* Data records *

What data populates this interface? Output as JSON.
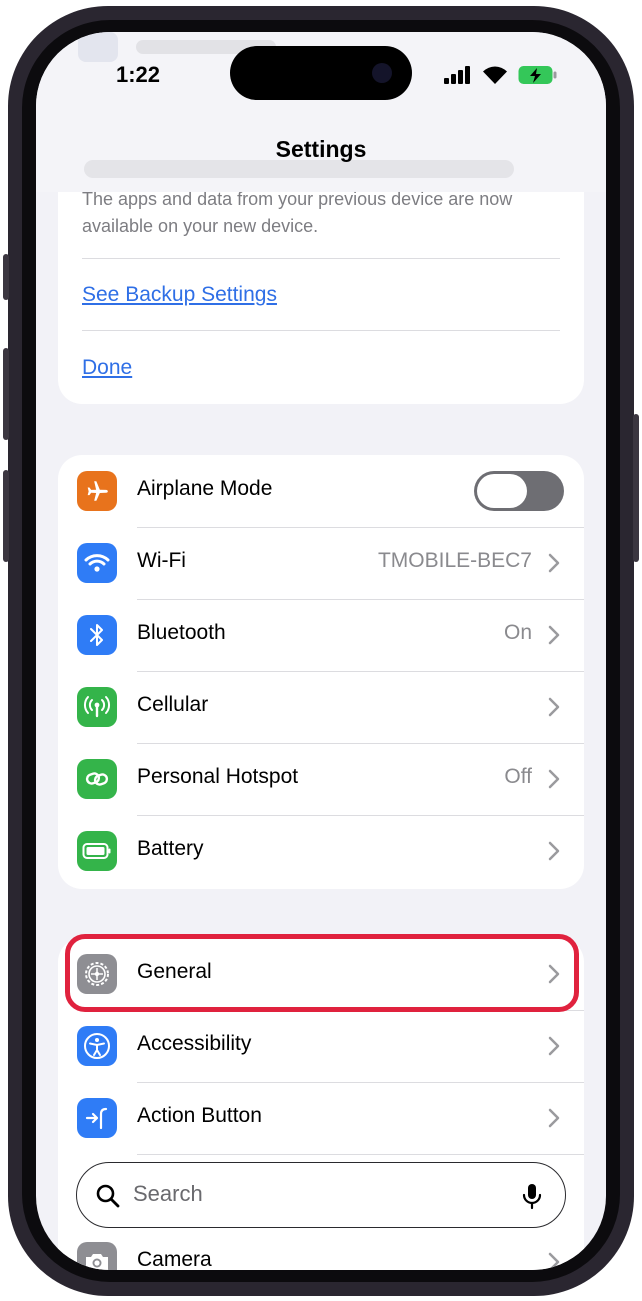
{
  "status_bar": {
    "time": "1:22"
  },
  "header": {
    "title": "Settings"
  },
  "backup_card": {
    "text": "The apps and data from your previous device are now available on your new device.",
    "see_backup_label": "See Backup Settings",
    "done_label": "Done"
  },
  "connectivity": [
    {
      "label": "Airplane Mode",
      "icon": "airplane-icon",
      "color": "#e8731c",
      "toggle_on": false
    },
    {
      "label": "Wi-Fi",
      "value": "TMOBILE-BEC7",
      "icon": "wifi-icon",
      "color": "#2f7cf6"
    },
    {
      "label": "Bluetooth",
      "value": "On",
      "icon": "bluetooth-icon",
      "color": "#2f7cf6"
    },
    {
      "label": "Cellular",
      "icon": "antenna-icon",
      "color": "#34b44a"
    },
    {
      "label": "Personal Hotspot",
      "value": "Off",
      "icon": "link-icon",
      "color": "#34b44a"
    },
    {
      "label": "Battery",
      "icon": "battery-icon",
      "color": "#34b44a"
    }
  ],
  "general_group": [
    {
      "label": "General",
      "icon": "gear-icon",
      "color": "#8e8e93",
      "highlighted": true
    },
    {
      "label": "Accessibility",
      "icon": "accessibility-icon",
      "color": "#2f7cf6"
    },
    {
      "label": "Action Button",
      "icon": "action-button-icon",
      "color": "#2f7cf6"
    },
    {
      "label": "Camera",
      "icon": "camera-icon",
      "color": "#8e8e93"
    }
  ],
  "search": {
    "placeholder": "Search",
    "icon": "search-icon",
    "mic_icon": "microphone-icon"
  },
  "highlight_color": "#e0223e"
}
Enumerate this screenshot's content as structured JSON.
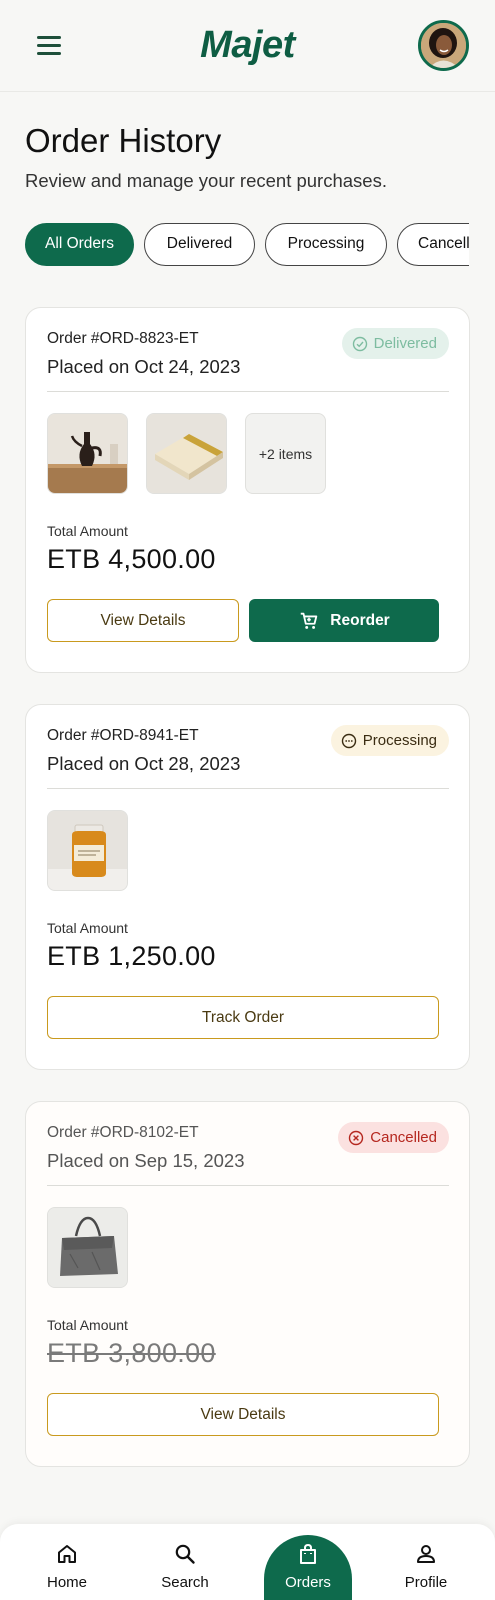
{
  "app": {
    "brand": "Majet"
  },
  "header": {
    "title": "Order History",
    "subtitle": "Review and manage your recent purchases."
  },
  "filters": [
    {
      "label": "All Orders",
      "active": true
    },
    {
      "label": "Delivered",
      "active": false
    },
    {
      "label": "Processing",
      "active": false
    },
    {
      "label": "Cancelled",
      "active": false
    }
  ],
  "orders": [
    {
      "id": "Order #ORD-8823-ET",
      "placed": "Placed on Oct 24, 2023",
      "status": "Delivered",
      "status_icon": "check-circle-icon",
      "more_items": "+2 items",
      "total_label": "Total Amount",
      "total": "ETB 4,500.00",
      "primary_action": "View Details",
      "secondary_action": "Reorder"
    },
    {
      "id": "Order #ORD-8941-ET",
      "placed": "Placed on Oct 28, 2023",
      "status": "Processing",
      "status_icon": "ellipsis-circle-icon",
      "total_label": "Total Amount",
      "total": "ETB 1,250.00",
      "primary_action": "Track Order"
    },
    {
      "id": "Order #ORD-8102-ET",
      "placed": "Placed on Sep 15, 2023",
      "status": "Cancelled",
      "status_icon": "x-circle-icon",
      "total_label": "Total Amount",
      "total": "ETB 3,800.00",
      "primary_action": "View Details"
    }
  ],
  "nav": [
    {
      "label": "Home",
      "icon": "home-icon",
      "active": false
    },
    {
      "label": "Search",
      "icon": "search-icon",
      "active": false
    },
    {
      "label": "Orders",
      "icon": "shopping-bag-icon",
      "active": true
    },
    {
      "label": "Profile",
      "icon": "user-icon",
      "active": false
    }
  ],
  "colors": {
    "brand_green": "#0e6a4c",
    "gold_outline": "#c99a1e",
    "delivered_bg": "#e4f1eb",
    "processing_bg": "#fbf3e0",
    "cancelled_bg": "#fbe1e0"
  }
}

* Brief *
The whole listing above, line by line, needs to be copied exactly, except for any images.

* Answer for the task *
What data populates this interface? Output as JSON.
{
  "status_bar": {
    "time": "1:22"
  },
  "header": {
    "title": "Settings"
  },
  "backup_card": {
    "text": "The apps and data from your previous device are now available on your new device.",
    "see_backup_label": "See Backup Settings",
    "done_label": "Done"
  },
  "connectivity": [
    {
      "label": "Airplane Mode",
      "icon": "airplane-icon",
      "color": "#e8731c",
      "toggle_on": false
    },
    {
      "label": "Wi-Fi",
      "value": "TMOBILE-BEC7",
      "icon": "wifi-icon",
      "color": "#2f7cf6"
    },
    {
      "label": "Bluetooth",
      "value": "On",
      "icon": "bluetooth-icon",
      "color": "#2f7cf6"
    },
    {
      "label": "Cellular",
      "icon": "antenna-icon",
      "color": "#34b44a"
    },
    {
      "label": "Personal Hotspot",
      "value": "Off",
      "icon": "link-icon",
      "color": "#34b44a"
    },
    {
      "label": "Battery",
      "icon": "battery-icon",
      "color": "#34b44a"
    }
  ],
  "general_group": [
    {
      "label": "General",
      "icon": "gear-icon",
      "color": "#8e8e93",
      "highlighted": true
    },
    {
      "label": "Accessibility",
      "icon": "accessibility-icon",
      "color": "#2f7cf6"
    },
    {
      "label": "Action Button",
      "icon": "action-button-icon",
      "color": "#2f7cf6"
    },
    {
      "label": "Camera",
      "icon": "camera-icon",
      "color": "#8e8e93"
    }
  ],
  "search": {
    "placeholder": "Search",
    "icon": "search-icon",
    "mic_icon": "microphone-icon"
  },
  "highlight_color": "#e0223e"
}
Enumerate this screenshot's content as structured JSON.
{
  "app": {
    "brand": "Majet"
  },
  "header": {
    "title": "Order History",
    "subtitle": "Review and manage your recent purchases."
  },
  "filters": [
    {
      "label": "All Orders",
      "active": true
    },
    {
      "label": "Delivered",
      "active": false
    },
    {
      "label": "Processing",
      "active": false
    },
    {
      "label": "Cancelled",
      "active": false
    }
  ],
  "orders": [
    {
      "id": "Order #ORD-8823-ET",
      "placed": "Placed on Oct 24, 2023",
      "status": "Delivered",
      "status_icon": "check-circle-icon",
      "more_items": "+2 items",
      "total_label": "Total Amount",
      "total": "ETB 4,500.00",
      "primary_action": "View Details",
      "secondary_action": "Reorder"
    },
    {
      "id": "Order #ORD-8941-ET",
      "placed": "Placed on Oct 28, 2023",
      "status": "Processing",
      "status_icon": "ellipsis-circle-icon",
      "total_label": "Total Amount",
      "total": "ETB 1,250.00",
      "primary_action": "Track Order"
    },
    {
      "id": "Order #ORD-8102-ET",
      "placed": "Placed on Sep 15, 2023",
      "status": "Cancelled",
      "status_icon": "x-circle-icon",
      "total_label": "Total Amount",
      "total": "ETB 3,800.00",
      "primary_action": "View Details"
    }
  ],
  "nav": [
    {
      "label": "Home",
      "icon": "home-icon",
      "active": false
    },
    {
      "label": "Search",
      "icon": "search-icon",
      "active": false
    },
    {
      "label": "Orders",
      "icon": "shopping-bag-icon",
      "active": true
    },
    {
      "label": "Profile",
      "icon": "user-icon",
      "active": false
    }
  ],
  "colors": {
    "brand_green": "#0e6a4c",
    "gold_outline": "#c99a1e",
    "delivered_bg": "#e4f1eb",
    "processing_bg": "#fbf3e0",
    "cancelled_bg": "#fbe1e0"
  }
}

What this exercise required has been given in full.